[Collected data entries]
━━━━━━

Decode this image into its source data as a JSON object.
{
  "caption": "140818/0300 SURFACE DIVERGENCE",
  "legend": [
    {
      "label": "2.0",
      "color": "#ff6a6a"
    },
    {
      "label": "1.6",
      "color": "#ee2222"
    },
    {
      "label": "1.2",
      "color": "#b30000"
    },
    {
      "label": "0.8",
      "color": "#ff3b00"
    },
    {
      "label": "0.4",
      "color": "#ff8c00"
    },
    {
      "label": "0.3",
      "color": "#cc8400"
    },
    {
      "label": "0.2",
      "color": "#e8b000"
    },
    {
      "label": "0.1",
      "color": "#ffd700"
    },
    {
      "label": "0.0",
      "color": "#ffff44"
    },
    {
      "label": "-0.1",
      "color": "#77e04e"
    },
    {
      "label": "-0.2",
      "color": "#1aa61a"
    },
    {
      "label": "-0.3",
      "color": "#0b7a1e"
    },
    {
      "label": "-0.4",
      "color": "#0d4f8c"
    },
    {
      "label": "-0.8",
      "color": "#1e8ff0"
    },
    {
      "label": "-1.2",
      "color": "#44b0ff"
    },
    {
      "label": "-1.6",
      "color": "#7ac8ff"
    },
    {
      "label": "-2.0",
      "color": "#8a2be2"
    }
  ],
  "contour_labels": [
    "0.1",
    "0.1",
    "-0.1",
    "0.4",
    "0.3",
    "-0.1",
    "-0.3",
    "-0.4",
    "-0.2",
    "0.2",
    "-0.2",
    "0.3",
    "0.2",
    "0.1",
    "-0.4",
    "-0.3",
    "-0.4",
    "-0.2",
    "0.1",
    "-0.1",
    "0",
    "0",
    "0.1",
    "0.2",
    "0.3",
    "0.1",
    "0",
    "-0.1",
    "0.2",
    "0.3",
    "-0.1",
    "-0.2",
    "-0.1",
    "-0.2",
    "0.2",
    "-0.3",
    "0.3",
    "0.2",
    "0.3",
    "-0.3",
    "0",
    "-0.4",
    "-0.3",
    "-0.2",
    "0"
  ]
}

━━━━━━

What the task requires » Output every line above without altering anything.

Finished task »
Decode this image into its source data as a JSON object.
{
  "caption": "140818/0300 SURFACE DIVERGENCE",
  "legend": [
    {
      "label": "2.0",
      "color": "#ff6a6a"
    },
    {
      "label": "1.6",
      "color": "#ee2222"
    },
    {
      "label": "1.2",
      "color": "#b30000"
    },
    {
      "label": "0.8",
      "color": "#ff3b00"
    },
    {
      "label": "0.4",
      "color": "#ff8c00"
    },
    {
      "label": "0.3",
      "color": "#cc8400"
    },
    {
      "label": "0.2",
      "color": "#e8b000"
    },
    {
      "label": "0.1",
      "color": "#ffd700"
    },
    {
      "label": "0.0",
      "color": "#ffff44"
    },
    {
      "label": "-0.1",
      "color": "#77e04e"
    },
    {
      "label": "-0.2",
      "color": "#1aa61a"
    },
    {
      "label": "-0.3",
      "color": "#0b7a1e"
    },
    {
      "label": "-0.4",
      "color": "#0d4f8c"
    },
    {
      "label": "-0.8",
      "color": "#1e8ff0"
    },
    {
      "label": "-1.2",
      "color": "#44b0ff"
    },
    {
      "label": "-1.6",
      "color": "#7ac8ff"
    },
    {
      "label": "-2.0",
      "color": "#8a2be2"
    }
  ],
  "contour_labels": [
    "0.1",
    "0.1",
    "-0.1",
    "0.4",
    "0.3",
    "-0.1",
    "-0.3",
    "-0.4",
    "-0.2",
    "0.2",
    "-0.2",
    "0.3",
    "0.2",
    "0.1",
    "-0.4",
    "-0.3",
    "-0.4",
    "-0.2",
    "0.1",
    "-0.1",
    "0",
    "0",
    "0.1",
    "0.2",
    "0.3",
    "0.1",
    "0",
    "-0.1",
    "0.2",
    "0.3",
    "-0.1",
    "-0.2",
    "-0.1",
    "-0.2",
    "0.2",
    "-0.3",
    "0.3",
    "0.2",
    "0.3",
    "-0.3",
    "0",
    "-0.4",
    "-0.3",
    "-0.2",
    "0"
  ]
}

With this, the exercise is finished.